## BRIEF
Go over these records and count the lines with the string "JSON" in them; the count is all that should be returned.

[Data records for software interfaces]
"""
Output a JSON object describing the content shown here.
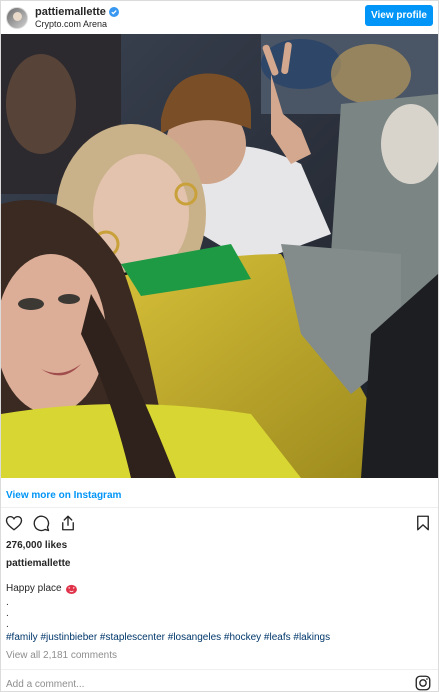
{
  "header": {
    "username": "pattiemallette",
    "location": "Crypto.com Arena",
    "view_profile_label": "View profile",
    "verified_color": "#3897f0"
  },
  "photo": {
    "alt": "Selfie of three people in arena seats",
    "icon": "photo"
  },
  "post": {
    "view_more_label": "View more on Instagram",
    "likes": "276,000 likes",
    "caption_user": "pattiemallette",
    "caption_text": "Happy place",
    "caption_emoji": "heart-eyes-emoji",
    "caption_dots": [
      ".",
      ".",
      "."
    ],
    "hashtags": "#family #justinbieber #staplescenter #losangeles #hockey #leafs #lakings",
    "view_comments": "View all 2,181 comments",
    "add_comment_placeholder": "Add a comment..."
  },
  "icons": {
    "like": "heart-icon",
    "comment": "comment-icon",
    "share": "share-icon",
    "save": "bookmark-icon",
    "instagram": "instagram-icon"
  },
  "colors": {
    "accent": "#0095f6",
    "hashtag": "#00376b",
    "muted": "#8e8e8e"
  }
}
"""
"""
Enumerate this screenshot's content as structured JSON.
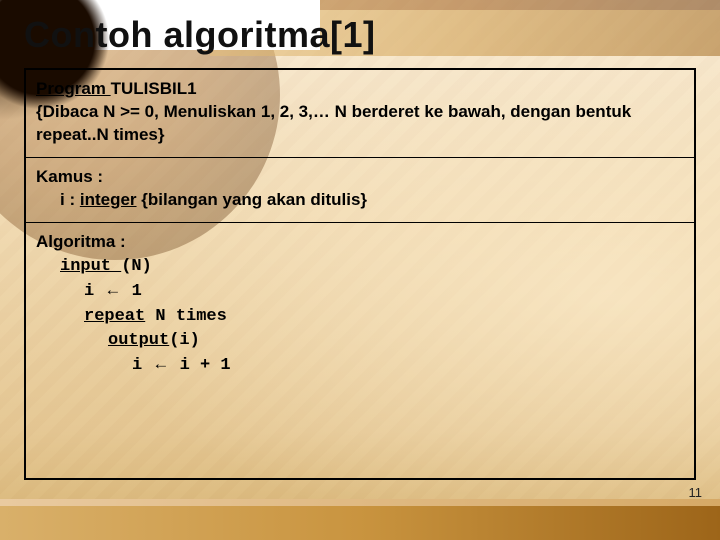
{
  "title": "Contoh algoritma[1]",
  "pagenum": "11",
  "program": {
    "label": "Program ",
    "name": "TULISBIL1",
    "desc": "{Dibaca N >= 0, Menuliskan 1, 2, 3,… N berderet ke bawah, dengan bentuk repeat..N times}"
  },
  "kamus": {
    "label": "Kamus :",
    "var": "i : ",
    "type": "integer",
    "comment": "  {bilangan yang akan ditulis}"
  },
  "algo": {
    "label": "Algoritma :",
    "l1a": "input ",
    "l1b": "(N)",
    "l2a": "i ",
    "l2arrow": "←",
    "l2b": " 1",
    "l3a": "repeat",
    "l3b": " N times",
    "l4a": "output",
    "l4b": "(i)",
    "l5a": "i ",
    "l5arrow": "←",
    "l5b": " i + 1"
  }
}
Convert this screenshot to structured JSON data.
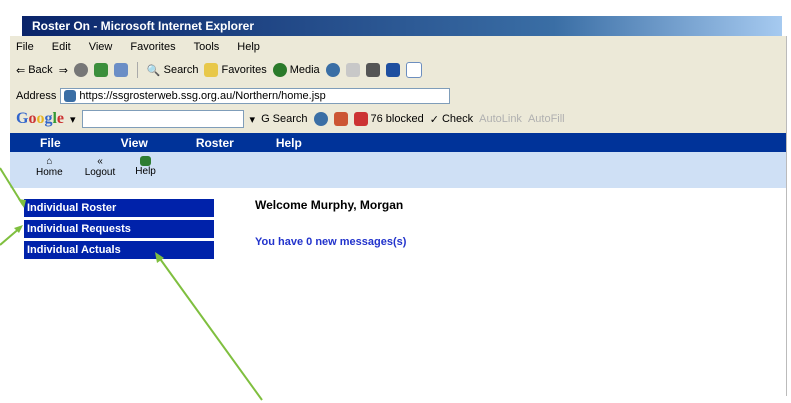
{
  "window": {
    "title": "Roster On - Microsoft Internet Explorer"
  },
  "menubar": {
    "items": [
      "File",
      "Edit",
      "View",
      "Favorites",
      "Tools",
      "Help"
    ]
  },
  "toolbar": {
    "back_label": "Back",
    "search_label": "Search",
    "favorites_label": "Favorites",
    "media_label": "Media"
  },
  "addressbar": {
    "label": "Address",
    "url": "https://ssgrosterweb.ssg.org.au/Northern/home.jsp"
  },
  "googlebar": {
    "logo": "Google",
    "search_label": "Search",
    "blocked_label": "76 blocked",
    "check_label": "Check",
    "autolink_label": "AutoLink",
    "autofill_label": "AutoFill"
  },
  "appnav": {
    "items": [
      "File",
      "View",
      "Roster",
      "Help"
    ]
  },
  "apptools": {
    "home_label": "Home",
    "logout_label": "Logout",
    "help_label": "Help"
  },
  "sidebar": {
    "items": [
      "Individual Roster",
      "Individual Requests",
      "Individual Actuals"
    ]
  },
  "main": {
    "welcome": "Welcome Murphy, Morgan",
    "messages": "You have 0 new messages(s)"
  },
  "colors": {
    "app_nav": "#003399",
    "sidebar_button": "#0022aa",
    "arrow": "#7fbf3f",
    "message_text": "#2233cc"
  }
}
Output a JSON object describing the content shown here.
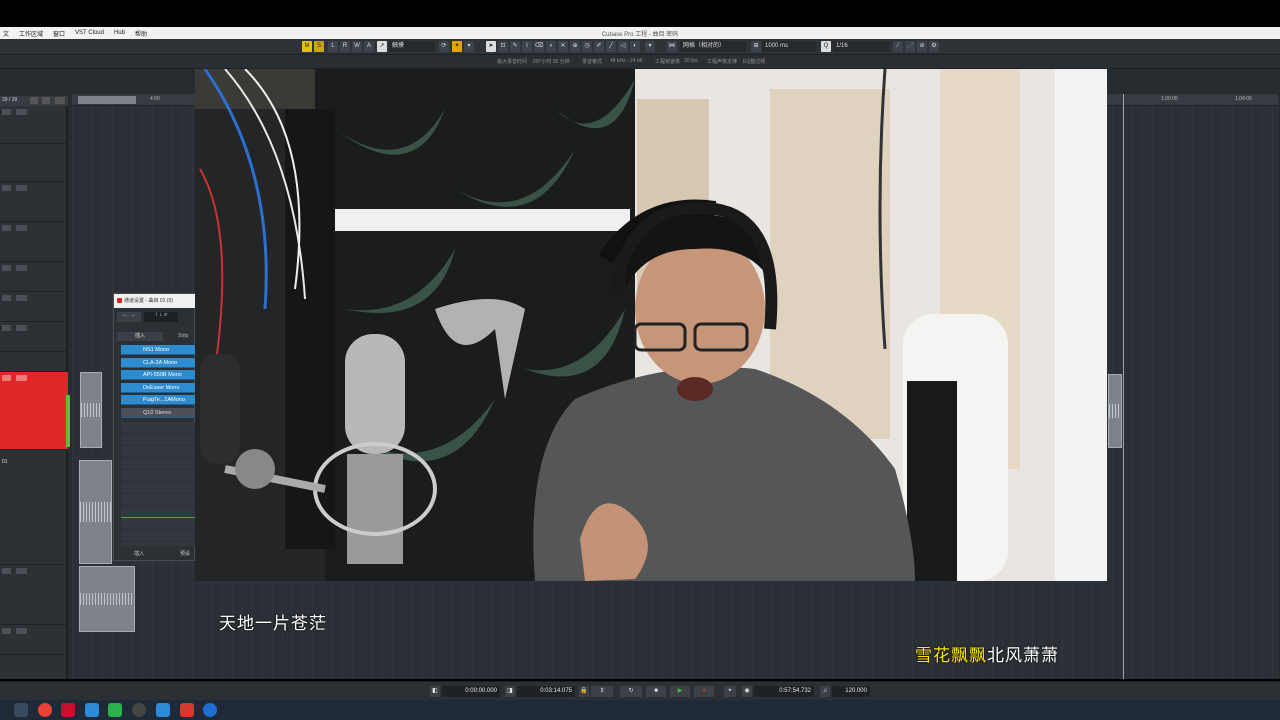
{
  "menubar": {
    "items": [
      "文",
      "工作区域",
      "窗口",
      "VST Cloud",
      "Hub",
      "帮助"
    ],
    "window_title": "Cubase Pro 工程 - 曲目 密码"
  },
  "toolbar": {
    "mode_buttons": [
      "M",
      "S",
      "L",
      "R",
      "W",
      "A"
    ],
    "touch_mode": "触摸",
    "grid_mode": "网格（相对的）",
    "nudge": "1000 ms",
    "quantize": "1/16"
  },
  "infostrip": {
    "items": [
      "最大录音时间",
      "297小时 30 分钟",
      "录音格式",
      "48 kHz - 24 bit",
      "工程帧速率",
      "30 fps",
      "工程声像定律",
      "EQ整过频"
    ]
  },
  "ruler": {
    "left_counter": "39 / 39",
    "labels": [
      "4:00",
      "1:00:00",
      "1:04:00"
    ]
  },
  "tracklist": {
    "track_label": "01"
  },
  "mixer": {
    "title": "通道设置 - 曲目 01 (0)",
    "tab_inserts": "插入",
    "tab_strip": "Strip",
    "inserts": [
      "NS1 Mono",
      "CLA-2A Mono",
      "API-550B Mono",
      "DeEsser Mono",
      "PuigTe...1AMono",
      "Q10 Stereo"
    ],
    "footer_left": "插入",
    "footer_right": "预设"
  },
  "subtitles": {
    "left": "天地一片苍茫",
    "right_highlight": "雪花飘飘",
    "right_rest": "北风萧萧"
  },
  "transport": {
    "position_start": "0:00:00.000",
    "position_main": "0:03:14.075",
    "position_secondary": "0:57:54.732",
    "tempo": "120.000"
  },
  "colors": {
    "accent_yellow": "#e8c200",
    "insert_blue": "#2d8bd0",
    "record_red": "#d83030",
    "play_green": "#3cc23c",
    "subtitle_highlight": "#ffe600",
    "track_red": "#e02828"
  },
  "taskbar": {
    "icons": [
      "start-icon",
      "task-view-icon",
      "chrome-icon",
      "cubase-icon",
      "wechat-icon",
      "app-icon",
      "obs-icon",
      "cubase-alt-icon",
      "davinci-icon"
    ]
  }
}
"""
## OUTPUT FOR THIS EXERCISE
4